Copy each line from the data that has the word "TAGO" in it.

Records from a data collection
▼
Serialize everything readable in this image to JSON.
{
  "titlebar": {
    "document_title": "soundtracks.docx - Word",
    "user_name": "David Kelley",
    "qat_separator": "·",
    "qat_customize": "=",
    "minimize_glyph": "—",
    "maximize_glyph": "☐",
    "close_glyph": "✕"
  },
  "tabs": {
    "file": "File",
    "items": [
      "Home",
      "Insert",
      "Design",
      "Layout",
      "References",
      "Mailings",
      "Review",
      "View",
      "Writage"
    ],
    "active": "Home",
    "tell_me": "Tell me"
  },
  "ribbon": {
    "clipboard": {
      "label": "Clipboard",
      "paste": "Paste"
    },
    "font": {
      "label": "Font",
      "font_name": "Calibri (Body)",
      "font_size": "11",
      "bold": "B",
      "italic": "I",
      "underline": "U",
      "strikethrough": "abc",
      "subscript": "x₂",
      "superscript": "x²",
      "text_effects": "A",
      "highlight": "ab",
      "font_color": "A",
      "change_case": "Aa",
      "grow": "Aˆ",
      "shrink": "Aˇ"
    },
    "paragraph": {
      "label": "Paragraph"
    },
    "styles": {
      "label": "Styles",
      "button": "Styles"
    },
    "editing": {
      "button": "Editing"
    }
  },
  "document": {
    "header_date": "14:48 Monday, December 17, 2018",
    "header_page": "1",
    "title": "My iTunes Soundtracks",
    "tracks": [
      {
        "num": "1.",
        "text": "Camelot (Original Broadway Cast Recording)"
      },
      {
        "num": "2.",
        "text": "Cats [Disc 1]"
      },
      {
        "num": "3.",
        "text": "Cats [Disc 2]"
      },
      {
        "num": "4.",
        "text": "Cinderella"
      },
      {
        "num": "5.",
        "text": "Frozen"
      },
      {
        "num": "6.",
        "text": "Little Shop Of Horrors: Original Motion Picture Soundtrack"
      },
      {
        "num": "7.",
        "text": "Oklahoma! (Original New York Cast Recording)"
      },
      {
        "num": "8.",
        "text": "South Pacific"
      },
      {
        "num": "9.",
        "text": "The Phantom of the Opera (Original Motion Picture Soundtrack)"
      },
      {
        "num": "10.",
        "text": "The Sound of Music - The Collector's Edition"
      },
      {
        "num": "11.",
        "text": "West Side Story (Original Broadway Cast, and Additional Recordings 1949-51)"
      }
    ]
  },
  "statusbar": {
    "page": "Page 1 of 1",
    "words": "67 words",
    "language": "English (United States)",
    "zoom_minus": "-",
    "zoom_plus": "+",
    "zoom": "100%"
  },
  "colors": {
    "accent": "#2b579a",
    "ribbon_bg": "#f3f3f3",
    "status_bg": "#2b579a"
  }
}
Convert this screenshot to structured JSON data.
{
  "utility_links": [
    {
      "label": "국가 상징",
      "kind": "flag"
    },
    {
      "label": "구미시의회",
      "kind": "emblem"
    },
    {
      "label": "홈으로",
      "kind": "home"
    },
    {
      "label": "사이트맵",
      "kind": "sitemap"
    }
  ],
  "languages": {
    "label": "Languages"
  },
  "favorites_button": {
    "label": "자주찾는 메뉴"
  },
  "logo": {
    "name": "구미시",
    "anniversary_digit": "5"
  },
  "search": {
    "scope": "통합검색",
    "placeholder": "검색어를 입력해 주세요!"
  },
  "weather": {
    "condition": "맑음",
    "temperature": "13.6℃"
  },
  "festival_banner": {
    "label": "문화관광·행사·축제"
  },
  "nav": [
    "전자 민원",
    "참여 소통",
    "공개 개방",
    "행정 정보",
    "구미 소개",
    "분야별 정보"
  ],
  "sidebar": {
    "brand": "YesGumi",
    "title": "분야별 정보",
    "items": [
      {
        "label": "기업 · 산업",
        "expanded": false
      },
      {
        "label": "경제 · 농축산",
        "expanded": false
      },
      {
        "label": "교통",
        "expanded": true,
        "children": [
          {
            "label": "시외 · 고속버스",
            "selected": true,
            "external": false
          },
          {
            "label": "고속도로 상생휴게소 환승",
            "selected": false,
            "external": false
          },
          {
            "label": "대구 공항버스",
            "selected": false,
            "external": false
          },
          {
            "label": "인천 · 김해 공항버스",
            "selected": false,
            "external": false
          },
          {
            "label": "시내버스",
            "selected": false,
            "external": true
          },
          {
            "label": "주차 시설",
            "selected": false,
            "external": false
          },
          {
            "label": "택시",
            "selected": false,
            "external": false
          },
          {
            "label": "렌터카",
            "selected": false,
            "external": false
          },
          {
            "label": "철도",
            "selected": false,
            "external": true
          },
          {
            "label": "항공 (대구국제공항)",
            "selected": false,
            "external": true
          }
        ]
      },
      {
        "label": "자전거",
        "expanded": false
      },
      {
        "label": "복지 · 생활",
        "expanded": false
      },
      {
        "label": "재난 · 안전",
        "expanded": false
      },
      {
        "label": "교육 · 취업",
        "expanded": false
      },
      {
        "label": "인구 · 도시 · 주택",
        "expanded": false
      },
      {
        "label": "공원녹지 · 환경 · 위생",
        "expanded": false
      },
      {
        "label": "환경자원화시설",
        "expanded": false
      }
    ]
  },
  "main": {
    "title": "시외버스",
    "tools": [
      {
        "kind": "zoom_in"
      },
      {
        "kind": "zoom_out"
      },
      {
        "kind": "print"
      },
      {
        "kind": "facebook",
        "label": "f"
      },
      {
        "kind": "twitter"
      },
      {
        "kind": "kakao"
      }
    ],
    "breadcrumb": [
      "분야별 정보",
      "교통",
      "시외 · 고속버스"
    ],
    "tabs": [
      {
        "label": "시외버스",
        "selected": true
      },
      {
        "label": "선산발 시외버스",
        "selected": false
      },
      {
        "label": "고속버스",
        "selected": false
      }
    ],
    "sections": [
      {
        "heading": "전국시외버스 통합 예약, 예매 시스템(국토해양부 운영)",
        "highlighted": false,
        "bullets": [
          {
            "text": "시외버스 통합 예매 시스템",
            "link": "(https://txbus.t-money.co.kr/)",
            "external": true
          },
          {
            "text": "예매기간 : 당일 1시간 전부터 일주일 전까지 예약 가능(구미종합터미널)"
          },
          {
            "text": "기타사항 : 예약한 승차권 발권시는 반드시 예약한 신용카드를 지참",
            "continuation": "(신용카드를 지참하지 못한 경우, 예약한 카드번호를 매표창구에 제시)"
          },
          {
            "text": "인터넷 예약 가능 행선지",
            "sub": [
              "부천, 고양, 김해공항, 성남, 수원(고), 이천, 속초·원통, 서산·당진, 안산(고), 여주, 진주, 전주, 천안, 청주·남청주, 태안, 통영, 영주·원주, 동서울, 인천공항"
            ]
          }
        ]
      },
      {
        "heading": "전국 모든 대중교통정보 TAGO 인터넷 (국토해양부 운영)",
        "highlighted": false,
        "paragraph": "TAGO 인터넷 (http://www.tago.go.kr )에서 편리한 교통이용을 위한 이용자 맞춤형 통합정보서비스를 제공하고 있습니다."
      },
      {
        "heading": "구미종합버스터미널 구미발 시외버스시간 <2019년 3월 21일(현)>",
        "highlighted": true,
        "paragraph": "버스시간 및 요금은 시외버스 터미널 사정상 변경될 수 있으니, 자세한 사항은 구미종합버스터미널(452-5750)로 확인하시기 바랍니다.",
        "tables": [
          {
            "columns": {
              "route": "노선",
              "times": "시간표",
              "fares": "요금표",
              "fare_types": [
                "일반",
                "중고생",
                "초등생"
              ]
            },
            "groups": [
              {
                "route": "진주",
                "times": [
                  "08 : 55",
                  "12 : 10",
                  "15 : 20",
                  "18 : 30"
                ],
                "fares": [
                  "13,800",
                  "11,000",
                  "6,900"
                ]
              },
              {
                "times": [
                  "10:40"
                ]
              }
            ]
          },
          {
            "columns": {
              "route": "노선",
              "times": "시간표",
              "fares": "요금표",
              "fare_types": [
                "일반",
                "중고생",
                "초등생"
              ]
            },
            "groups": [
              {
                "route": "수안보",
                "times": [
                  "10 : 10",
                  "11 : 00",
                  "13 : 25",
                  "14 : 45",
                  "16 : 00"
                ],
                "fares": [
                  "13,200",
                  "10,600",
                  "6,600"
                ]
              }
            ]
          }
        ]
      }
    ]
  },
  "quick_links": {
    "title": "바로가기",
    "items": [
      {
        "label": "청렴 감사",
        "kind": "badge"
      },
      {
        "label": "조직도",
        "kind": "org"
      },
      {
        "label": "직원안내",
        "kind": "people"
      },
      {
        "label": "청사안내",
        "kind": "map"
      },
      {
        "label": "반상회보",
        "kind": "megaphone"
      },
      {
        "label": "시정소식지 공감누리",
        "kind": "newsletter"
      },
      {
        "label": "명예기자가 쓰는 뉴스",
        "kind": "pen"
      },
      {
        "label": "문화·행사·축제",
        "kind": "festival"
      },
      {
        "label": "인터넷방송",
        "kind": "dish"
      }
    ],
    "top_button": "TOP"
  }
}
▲
• **ANSWER BOX**:
        "heading": "전국 모든 대중교통정보 TAGO 인터넷 (국토해양부 운영)",
        "paragraph": "TAGO 인터넷 (http://www.tago.go.kr )에서 편리한 교통이용을 위한 이용자 맞춤형 통합정보서비스를 제공하고 있습니다."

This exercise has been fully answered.